::: DATA TO EXAMINE

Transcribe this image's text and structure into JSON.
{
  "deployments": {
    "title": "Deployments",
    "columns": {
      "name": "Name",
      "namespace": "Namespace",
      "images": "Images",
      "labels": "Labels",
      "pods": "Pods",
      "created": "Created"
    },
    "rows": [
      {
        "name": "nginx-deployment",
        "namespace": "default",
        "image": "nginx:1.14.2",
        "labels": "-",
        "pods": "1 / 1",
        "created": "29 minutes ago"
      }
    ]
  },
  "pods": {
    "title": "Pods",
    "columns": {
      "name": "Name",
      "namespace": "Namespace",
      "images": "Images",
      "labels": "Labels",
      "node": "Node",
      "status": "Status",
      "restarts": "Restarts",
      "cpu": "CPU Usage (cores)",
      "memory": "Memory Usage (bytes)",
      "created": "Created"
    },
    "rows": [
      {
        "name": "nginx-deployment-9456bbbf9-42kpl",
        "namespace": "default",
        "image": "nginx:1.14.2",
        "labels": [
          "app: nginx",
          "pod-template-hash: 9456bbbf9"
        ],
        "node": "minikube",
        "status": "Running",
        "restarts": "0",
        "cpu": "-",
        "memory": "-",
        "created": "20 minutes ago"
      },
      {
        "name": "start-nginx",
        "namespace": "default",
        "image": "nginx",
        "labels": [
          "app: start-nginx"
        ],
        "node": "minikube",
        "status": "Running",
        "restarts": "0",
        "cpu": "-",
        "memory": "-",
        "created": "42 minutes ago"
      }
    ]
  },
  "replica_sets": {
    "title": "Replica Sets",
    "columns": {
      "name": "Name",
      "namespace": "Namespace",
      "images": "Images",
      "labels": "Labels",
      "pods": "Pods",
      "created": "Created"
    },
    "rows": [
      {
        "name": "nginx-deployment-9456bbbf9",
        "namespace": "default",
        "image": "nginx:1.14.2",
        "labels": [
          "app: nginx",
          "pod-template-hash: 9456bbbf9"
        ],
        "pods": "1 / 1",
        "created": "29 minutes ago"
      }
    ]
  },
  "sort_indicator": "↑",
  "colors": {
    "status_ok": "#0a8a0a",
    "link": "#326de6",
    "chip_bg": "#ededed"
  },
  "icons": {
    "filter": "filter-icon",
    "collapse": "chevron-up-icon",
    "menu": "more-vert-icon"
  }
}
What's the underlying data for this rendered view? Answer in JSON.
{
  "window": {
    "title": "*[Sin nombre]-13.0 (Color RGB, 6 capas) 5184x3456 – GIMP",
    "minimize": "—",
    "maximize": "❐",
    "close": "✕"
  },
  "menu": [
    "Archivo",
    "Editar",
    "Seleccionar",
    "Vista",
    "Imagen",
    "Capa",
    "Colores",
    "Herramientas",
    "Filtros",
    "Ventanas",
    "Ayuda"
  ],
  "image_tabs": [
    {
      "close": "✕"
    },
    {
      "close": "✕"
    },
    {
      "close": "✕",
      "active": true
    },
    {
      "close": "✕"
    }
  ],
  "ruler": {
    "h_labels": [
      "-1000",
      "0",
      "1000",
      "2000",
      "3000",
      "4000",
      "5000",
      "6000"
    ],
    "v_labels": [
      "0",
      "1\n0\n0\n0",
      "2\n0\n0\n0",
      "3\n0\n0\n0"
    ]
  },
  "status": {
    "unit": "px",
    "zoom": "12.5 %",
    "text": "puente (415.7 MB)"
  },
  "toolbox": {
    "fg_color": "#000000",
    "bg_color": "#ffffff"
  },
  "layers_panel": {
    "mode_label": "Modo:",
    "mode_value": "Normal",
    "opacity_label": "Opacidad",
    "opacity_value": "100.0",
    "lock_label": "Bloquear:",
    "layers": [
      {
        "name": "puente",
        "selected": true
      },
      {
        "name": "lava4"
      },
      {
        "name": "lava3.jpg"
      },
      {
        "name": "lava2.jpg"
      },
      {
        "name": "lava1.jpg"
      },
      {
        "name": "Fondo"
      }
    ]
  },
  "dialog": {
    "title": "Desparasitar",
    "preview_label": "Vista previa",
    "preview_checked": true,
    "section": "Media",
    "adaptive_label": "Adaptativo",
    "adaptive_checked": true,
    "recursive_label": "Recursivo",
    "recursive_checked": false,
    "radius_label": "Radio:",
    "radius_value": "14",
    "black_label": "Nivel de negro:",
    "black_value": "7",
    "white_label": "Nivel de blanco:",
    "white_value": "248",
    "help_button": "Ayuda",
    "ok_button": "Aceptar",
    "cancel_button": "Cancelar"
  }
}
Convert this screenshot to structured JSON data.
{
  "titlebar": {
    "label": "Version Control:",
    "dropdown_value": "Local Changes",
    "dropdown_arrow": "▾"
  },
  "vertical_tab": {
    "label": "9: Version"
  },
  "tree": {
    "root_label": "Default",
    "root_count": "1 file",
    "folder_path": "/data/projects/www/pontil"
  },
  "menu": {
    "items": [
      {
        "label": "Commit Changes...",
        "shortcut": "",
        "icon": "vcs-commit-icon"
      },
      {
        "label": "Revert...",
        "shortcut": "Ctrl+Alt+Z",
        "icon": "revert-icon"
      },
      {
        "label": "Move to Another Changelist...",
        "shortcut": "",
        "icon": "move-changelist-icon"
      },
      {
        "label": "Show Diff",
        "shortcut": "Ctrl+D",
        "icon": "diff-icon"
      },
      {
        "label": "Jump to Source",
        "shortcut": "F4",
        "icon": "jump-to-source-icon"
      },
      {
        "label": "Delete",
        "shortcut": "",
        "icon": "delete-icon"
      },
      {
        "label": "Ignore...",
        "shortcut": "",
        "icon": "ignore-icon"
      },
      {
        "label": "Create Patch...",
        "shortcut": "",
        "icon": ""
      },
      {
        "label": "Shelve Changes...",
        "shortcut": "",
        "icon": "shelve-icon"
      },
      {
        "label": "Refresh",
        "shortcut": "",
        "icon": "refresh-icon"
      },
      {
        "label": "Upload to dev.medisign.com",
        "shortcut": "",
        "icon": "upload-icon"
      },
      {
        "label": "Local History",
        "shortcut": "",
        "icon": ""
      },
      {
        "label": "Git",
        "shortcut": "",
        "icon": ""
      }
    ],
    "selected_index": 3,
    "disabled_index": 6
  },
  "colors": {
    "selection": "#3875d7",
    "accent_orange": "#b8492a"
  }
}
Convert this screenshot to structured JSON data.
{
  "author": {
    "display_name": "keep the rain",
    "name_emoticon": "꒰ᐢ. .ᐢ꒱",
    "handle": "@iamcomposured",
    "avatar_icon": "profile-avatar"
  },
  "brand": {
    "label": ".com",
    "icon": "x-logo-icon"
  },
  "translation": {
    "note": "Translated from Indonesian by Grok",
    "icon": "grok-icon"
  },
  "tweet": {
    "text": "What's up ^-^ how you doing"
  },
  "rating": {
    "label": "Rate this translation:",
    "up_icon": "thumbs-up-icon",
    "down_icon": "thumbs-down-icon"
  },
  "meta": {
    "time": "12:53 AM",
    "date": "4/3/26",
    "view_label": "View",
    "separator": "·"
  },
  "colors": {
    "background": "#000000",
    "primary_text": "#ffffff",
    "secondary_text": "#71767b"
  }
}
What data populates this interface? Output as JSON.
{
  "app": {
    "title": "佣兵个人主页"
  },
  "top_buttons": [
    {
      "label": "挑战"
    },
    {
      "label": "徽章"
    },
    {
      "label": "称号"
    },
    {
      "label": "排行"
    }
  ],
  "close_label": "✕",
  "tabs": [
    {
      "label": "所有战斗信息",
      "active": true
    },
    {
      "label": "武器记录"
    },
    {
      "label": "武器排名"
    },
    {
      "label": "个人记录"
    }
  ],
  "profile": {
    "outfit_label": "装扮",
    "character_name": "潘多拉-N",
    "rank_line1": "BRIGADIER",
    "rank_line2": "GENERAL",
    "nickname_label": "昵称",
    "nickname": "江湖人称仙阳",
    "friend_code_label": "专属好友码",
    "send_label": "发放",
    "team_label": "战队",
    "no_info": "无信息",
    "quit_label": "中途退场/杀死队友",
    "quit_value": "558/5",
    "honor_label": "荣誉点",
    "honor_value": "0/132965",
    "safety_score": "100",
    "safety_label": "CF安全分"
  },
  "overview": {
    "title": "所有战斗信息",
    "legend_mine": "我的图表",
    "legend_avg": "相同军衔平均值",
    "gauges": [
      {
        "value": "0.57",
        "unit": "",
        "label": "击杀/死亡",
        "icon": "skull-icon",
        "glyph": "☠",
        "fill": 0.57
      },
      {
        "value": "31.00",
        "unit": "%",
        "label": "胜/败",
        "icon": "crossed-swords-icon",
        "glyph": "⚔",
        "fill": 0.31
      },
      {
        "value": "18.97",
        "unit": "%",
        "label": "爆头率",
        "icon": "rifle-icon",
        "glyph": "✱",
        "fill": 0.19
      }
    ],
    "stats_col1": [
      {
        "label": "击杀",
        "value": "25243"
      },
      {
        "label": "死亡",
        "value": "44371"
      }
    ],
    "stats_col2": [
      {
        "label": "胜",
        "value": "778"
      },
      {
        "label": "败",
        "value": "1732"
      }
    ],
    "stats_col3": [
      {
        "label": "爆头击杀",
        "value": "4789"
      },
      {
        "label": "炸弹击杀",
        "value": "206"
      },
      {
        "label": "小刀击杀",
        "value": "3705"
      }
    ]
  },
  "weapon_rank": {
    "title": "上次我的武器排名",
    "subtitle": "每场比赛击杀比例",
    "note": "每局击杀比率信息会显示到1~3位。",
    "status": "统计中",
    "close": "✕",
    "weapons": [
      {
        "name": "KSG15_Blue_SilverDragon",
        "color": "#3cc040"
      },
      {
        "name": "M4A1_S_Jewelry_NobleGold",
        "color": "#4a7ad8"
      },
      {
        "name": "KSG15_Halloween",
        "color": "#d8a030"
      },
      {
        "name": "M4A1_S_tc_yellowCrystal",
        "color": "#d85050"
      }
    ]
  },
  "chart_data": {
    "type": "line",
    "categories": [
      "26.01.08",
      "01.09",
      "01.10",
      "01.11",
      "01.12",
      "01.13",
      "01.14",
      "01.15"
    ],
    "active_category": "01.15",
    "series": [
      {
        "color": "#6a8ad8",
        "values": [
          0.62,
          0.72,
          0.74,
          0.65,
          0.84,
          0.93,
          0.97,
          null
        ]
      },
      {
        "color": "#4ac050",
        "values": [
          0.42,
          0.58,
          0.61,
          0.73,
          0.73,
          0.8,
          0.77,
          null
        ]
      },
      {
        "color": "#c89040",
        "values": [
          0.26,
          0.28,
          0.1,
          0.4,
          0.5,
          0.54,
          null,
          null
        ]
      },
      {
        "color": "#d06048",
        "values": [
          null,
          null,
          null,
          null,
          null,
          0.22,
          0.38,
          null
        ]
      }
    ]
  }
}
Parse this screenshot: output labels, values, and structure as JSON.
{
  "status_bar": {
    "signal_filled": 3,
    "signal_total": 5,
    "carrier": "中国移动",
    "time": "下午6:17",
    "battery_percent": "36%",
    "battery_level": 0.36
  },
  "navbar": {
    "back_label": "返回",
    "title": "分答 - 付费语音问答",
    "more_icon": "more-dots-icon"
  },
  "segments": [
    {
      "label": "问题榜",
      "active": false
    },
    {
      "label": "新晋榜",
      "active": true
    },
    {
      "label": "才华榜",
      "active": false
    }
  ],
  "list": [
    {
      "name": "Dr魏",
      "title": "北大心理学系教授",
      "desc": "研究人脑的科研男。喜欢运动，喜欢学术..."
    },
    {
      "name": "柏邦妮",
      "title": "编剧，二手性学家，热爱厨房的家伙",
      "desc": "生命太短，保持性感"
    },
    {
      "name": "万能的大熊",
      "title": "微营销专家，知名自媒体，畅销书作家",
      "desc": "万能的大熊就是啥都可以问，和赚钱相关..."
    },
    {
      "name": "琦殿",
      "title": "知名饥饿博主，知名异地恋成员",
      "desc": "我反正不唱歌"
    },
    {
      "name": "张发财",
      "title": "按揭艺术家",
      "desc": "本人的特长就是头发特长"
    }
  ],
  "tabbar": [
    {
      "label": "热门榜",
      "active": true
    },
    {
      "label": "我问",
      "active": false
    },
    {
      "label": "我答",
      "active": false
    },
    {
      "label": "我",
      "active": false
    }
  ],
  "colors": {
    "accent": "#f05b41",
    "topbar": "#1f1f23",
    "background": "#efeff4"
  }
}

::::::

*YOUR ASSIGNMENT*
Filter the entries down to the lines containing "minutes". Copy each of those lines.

*RESPONSE TO THE TASK*
        "created": "29 minutes ago"
        "created": "20 minutes ago"
        "created": "42 minutes ago"
        "created": "29 minutes ago"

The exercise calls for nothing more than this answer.